The IDIQ deal covers voice and data airtime plus voice phones, smartphones and tablets.
This story has been updated.
The Veterans Affairs Department awarded a contract for national cellular service and devices valued at $200 million to three carriers: AT&T Mobility; Verizon Wireless; and A&T Systems, a company in Silver Spring, Md., that says it provides telecommunications and information infrastructure to federal, state and local governments.
Until now, VA used a variety of contract vehicles to acquire these services and devices. The department said when it launched the National Mobile Devices and Services procurement in September 2012 that it plans to use the contract to consolidate cellular services and drive down costs. Under the indefinite delivery, indefinite quantity contract, the three winners will compete for task orders.

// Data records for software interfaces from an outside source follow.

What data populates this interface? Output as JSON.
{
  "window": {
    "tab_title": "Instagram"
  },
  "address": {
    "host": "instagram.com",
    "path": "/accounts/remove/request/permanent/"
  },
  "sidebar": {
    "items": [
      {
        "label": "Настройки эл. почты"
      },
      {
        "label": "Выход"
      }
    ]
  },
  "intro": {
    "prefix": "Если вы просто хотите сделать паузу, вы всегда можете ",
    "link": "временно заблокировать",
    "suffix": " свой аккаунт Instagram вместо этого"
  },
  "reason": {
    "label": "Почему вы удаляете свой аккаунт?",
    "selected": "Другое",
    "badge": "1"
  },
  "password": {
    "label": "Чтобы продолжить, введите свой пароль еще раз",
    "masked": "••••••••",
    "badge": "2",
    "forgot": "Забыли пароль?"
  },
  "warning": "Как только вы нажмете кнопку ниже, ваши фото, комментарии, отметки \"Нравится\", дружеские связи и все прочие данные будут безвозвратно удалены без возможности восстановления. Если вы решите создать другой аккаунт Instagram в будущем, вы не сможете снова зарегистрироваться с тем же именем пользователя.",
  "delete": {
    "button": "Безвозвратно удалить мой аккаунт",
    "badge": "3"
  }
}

One way VA plans to drive down airtime costs is by pooling minutes for all its cellphones. It asked bidders to provide annual pricing for a 2 million, 5 million, 10 million minute pools serving respectively 15,000, 35,000 and 75,000 users for calls made within all 50 states, the District of Columbia, Puerto Rico, and the U.S. Virgin Islands.

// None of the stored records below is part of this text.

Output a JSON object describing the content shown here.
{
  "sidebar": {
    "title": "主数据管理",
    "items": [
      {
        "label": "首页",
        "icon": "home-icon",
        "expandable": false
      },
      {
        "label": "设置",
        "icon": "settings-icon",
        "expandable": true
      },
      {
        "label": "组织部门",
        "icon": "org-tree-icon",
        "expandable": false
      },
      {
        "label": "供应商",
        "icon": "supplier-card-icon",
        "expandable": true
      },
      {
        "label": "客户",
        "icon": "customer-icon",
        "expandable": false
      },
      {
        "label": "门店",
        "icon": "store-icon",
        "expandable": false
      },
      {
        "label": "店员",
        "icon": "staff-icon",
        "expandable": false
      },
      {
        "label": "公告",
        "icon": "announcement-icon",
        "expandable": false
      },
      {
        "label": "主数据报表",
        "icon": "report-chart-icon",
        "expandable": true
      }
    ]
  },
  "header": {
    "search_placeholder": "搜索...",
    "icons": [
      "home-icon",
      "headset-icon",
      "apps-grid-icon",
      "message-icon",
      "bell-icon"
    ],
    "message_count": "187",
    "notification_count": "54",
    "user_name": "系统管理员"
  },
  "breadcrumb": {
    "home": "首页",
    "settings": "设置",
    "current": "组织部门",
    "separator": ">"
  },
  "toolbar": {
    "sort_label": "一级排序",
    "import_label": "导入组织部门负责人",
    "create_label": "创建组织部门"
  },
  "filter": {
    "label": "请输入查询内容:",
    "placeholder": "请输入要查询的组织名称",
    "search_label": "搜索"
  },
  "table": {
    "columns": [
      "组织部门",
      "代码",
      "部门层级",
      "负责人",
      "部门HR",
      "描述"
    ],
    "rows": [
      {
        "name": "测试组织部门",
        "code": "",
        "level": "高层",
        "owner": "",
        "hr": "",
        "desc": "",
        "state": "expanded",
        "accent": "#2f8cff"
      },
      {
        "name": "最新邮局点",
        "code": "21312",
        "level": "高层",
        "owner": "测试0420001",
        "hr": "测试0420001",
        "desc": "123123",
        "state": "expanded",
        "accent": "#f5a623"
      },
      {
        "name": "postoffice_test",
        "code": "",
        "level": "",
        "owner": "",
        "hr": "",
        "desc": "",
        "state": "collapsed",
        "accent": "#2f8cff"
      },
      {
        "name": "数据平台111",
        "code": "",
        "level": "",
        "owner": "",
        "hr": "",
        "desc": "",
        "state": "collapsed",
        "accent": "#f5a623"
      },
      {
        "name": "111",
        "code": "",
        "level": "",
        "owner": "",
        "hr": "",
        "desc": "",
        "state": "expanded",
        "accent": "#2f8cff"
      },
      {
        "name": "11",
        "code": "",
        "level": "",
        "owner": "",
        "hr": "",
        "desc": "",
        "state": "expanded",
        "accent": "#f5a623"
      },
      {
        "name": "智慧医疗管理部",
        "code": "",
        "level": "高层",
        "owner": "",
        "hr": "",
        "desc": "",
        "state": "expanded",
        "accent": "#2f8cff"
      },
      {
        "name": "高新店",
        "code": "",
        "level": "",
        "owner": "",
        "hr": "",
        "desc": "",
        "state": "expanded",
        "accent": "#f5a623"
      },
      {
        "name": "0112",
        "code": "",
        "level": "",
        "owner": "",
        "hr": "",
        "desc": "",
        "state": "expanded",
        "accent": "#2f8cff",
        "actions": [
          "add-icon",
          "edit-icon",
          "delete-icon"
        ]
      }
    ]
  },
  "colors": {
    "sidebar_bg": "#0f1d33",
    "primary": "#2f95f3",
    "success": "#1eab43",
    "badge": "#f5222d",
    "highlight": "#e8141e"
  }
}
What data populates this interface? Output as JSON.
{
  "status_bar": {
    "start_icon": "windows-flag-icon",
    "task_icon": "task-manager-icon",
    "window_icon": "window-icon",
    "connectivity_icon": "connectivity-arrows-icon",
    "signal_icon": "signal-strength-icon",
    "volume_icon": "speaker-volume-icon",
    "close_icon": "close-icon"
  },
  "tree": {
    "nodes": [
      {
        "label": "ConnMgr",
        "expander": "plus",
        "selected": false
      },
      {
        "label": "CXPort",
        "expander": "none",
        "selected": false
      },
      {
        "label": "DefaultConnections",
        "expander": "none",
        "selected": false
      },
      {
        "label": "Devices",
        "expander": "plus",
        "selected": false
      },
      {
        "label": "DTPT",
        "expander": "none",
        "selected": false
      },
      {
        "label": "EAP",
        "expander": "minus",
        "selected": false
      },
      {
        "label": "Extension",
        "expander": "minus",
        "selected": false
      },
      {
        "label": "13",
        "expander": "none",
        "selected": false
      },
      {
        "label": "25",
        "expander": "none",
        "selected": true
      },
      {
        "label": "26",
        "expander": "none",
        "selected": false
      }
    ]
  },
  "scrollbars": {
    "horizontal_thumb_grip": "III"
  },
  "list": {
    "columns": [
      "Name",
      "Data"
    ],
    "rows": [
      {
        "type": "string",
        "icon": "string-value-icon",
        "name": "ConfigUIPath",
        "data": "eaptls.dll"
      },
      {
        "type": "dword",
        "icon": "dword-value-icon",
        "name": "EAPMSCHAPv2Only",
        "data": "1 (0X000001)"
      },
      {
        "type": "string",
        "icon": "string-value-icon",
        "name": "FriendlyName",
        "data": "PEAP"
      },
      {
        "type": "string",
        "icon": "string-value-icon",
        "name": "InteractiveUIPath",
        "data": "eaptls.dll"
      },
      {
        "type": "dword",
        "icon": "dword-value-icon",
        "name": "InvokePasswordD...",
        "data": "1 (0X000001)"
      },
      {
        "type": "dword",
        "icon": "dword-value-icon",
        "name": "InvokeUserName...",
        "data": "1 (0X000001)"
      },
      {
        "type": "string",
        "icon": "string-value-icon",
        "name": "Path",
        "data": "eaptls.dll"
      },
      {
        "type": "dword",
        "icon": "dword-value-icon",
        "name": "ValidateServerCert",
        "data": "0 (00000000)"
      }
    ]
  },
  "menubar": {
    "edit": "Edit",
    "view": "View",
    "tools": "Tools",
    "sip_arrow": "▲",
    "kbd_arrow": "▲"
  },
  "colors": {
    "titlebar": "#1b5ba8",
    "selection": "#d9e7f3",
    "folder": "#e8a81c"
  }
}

The department specified an unlimited data plan for smart phone users, and asked for pricing for 10,000, 25,000 and 50,000 users and up to 1,000 tablets in the first year of the contract.

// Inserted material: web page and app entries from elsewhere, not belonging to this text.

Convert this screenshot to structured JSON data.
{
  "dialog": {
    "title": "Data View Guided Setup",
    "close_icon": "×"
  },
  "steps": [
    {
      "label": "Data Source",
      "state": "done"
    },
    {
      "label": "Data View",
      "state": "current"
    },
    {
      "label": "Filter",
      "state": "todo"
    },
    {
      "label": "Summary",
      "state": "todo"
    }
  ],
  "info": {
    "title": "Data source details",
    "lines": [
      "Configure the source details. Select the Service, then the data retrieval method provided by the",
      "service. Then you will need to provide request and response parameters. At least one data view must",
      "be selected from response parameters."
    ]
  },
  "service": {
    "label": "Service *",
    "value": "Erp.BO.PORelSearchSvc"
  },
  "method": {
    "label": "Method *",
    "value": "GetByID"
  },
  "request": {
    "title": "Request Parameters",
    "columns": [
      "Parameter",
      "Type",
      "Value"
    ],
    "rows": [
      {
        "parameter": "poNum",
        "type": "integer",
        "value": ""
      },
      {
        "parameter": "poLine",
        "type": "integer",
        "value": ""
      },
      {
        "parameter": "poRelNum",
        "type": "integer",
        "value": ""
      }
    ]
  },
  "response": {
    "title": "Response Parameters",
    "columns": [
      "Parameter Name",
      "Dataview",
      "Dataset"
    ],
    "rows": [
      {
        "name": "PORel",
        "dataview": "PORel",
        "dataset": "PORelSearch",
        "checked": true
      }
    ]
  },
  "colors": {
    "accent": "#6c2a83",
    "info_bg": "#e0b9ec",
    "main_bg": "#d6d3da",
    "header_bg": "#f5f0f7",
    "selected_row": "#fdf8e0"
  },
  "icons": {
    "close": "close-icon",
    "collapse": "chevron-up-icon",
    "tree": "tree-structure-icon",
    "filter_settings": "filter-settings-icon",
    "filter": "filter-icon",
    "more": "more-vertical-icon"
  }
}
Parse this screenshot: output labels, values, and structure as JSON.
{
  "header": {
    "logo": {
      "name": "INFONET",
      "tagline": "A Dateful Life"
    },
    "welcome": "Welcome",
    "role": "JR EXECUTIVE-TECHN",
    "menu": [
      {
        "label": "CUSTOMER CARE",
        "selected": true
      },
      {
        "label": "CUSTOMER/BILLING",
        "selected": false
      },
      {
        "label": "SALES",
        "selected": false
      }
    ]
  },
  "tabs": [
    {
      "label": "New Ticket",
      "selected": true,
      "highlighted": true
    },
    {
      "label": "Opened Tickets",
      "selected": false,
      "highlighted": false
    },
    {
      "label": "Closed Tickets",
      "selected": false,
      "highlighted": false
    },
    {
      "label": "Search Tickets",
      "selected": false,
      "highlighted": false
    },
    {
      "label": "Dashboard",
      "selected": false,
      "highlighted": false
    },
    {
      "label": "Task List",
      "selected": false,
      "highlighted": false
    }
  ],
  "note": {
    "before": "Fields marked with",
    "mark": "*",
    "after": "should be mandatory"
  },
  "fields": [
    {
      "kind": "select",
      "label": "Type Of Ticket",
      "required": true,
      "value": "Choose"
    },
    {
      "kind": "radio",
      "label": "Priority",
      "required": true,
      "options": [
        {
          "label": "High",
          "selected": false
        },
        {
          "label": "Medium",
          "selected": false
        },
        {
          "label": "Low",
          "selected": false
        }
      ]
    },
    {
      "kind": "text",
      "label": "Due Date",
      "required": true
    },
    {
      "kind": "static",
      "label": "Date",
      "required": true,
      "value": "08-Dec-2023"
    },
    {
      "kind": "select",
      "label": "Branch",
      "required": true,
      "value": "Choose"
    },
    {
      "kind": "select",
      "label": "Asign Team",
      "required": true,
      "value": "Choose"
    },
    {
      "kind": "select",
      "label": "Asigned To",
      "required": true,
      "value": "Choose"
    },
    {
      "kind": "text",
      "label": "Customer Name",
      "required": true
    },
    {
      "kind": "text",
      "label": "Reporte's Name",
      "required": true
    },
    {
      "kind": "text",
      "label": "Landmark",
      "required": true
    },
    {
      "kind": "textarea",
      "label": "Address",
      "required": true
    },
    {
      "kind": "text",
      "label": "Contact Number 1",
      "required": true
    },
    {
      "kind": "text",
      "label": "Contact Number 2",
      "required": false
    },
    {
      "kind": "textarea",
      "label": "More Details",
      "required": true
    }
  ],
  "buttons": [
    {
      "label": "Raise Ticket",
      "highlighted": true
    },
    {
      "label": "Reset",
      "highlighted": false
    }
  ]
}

Department officials anticipated that in the first year of the contracts, vendors would be required to support 72,900 voice phones and 14,373 smartphones; by the fifth year, those projections were 75,860 voice phones and 15,373 smartphones. The number of tablets in the fifth year was expected to grow to only 1,040.
The deal calls for vendors to supply basic voice and text phones, smartphones and tablets, but the award notice did not detail which devices the winning bidders will supply.
The national contract covers international roaming with support for voice, text and broadband data. It also calls for unlimited broadband service for personnel who use laptop wireless data cards for connectivity. The department estimates 10,467 users in the first year of the contract and 11,029 in the fifth year.
VA also plans to tap into the contract to support mobile wireless hotspots -- hardware that connects to a cellular broadband signal and then hooks up multiple users through a Wi-Fi connection. Officials plan for 104 hotspots in the first year and 154 in the fifth year.
The awards do not include the other two national carriers, Sprint and T-Mobile. Neither of those companies responded to queries about whether they submitted bids or plan to protest the awards.